## Assigned task
Within these entries, how many lines contain the word "initials"? Answer with the number alone.

## Material to process
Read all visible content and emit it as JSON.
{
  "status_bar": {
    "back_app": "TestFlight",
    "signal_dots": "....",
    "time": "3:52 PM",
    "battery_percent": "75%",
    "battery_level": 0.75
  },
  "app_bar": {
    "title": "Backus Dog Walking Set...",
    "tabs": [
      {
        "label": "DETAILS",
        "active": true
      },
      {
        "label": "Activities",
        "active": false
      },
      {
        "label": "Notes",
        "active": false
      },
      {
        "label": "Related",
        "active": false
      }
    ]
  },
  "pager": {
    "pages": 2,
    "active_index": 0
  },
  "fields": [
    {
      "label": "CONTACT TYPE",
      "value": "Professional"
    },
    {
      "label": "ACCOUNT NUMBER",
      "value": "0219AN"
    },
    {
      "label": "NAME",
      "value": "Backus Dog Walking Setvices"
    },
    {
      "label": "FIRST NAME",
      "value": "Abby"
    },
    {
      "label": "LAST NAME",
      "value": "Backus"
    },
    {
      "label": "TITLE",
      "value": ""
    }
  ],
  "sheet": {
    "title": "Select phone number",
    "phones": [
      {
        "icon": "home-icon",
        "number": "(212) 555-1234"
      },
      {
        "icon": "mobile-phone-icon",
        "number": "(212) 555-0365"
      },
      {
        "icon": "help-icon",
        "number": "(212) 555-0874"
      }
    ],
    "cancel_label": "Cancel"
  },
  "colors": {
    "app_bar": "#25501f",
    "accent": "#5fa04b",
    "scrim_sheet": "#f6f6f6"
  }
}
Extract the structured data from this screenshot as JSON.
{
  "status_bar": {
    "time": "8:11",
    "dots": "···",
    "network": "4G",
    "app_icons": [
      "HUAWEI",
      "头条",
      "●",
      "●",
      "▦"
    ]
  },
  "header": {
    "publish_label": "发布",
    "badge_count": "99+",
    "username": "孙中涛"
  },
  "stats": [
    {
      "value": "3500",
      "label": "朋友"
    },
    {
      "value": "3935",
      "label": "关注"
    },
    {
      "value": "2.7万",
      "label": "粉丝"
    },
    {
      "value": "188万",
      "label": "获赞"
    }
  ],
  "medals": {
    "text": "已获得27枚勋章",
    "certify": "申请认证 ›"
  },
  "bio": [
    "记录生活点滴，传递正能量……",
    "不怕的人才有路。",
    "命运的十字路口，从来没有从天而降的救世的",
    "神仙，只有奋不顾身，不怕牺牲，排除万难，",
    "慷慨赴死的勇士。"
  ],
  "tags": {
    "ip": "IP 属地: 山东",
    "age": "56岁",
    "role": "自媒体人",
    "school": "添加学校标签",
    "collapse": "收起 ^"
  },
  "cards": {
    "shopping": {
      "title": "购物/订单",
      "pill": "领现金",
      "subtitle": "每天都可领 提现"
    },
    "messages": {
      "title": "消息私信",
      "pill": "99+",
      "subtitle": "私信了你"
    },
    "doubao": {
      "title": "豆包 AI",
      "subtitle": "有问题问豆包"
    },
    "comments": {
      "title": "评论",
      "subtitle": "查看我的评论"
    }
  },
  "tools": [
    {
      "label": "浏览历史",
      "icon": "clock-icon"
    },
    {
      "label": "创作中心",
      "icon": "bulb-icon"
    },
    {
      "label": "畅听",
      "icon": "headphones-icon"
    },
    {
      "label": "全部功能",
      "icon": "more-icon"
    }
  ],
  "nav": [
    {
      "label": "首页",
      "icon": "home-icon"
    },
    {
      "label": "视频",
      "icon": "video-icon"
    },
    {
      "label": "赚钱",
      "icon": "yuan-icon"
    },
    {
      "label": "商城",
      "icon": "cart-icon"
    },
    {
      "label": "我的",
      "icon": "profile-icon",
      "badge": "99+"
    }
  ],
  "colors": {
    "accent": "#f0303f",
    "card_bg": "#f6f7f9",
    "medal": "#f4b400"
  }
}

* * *

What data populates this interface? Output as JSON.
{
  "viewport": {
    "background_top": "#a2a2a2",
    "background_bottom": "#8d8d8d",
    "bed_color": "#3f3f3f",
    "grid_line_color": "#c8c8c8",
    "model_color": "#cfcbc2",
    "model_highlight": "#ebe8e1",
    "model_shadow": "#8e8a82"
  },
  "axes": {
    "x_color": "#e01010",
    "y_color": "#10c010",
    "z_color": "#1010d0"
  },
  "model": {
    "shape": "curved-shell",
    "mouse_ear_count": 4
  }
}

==

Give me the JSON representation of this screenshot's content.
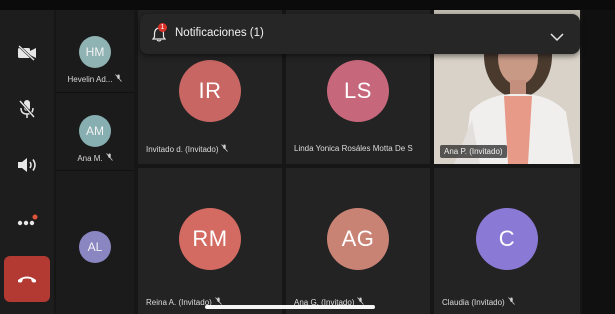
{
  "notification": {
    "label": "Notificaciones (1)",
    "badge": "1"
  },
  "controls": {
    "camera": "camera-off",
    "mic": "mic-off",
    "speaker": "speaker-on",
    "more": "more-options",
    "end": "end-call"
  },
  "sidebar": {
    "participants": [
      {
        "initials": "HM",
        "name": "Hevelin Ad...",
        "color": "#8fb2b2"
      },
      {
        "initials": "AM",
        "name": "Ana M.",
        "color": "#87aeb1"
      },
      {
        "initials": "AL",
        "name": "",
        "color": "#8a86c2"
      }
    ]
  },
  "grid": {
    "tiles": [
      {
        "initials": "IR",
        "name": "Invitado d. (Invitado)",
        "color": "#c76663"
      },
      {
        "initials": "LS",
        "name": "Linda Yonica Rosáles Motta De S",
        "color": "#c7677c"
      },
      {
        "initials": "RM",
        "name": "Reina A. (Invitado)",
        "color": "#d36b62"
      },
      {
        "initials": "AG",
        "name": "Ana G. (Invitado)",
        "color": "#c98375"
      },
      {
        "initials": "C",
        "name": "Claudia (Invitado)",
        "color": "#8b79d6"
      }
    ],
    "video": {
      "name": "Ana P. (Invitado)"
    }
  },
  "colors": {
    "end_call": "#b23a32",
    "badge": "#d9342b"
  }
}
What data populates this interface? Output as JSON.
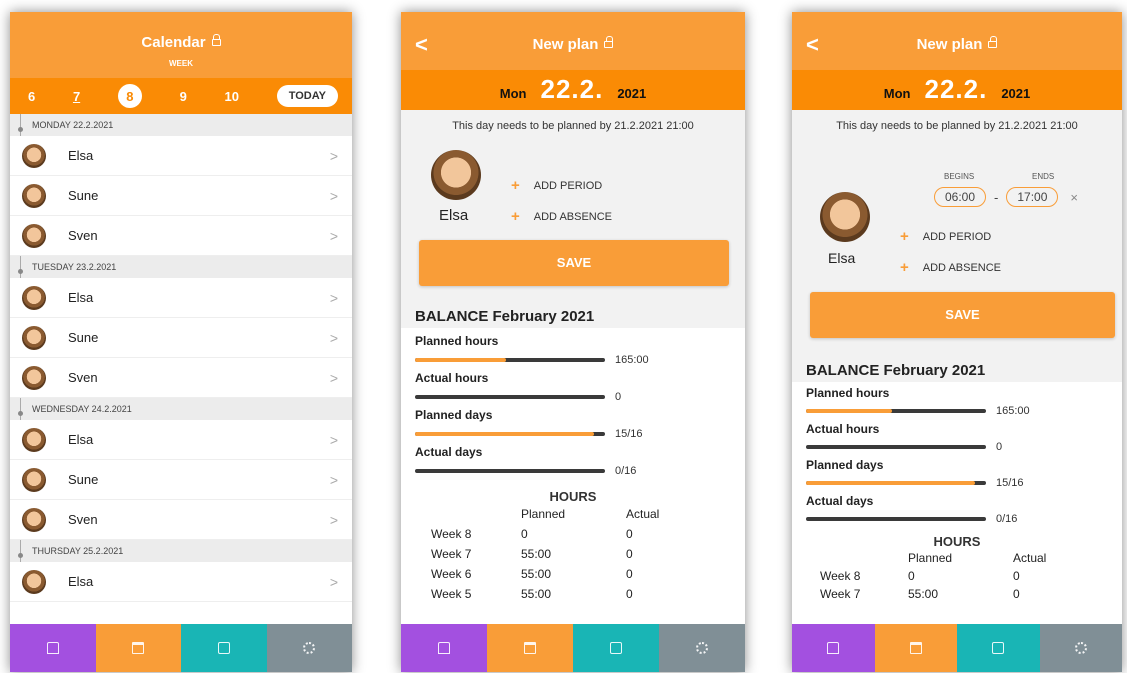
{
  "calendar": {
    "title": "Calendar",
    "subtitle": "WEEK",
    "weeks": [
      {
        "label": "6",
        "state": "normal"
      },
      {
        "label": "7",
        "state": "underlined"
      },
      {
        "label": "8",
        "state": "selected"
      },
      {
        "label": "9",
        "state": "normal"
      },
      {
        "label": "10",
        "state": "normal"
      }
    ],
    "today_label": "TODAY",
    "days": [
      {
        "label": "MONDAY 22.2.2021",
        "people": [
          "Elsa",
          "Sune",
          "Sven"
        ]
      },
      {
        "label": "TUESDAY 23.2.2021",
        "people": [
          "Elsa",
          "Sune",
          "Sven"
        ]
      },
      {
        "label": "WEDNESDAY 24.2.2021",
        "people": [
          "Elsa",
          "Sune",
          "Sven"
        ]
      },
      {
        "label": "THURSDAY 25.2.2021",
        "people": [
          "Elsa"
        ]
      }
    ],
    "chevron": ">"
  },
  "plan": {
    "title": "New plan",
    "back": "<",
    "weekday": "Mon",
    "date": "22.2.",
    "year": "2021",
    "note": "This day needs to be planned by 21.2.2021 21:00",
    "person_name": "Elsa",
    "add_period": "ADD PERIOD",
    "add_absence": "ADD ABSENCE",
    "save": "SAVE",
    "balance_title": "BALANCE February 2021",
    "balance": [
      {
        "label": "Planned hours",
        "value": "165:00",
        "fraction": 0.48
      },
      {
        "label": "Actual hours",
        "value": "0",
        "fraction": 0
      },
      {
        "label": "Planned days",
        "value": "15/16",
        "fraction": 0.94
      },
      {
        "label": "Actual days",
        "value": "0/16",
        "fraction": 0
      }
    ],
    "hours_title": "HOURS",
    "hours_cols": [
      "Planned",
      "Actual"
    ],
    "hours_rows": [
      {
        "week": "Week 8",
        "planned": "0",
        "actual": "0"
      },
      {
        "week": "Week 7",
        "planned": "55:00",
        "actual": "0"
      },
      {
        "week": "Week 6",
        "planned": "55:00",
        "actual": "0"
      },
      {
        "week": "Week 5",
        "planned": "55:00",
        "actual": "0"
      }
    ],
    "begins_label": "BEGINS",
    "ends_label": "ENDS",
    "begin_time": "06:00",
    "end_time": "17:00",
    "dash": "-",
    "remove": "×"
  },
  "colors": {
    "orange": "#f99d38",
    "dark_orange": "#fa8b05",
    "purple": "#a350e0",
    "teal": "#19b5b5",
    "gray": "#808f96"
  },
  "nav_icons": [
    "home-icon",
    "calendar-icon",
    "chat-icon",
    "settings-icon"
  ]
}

## Result
8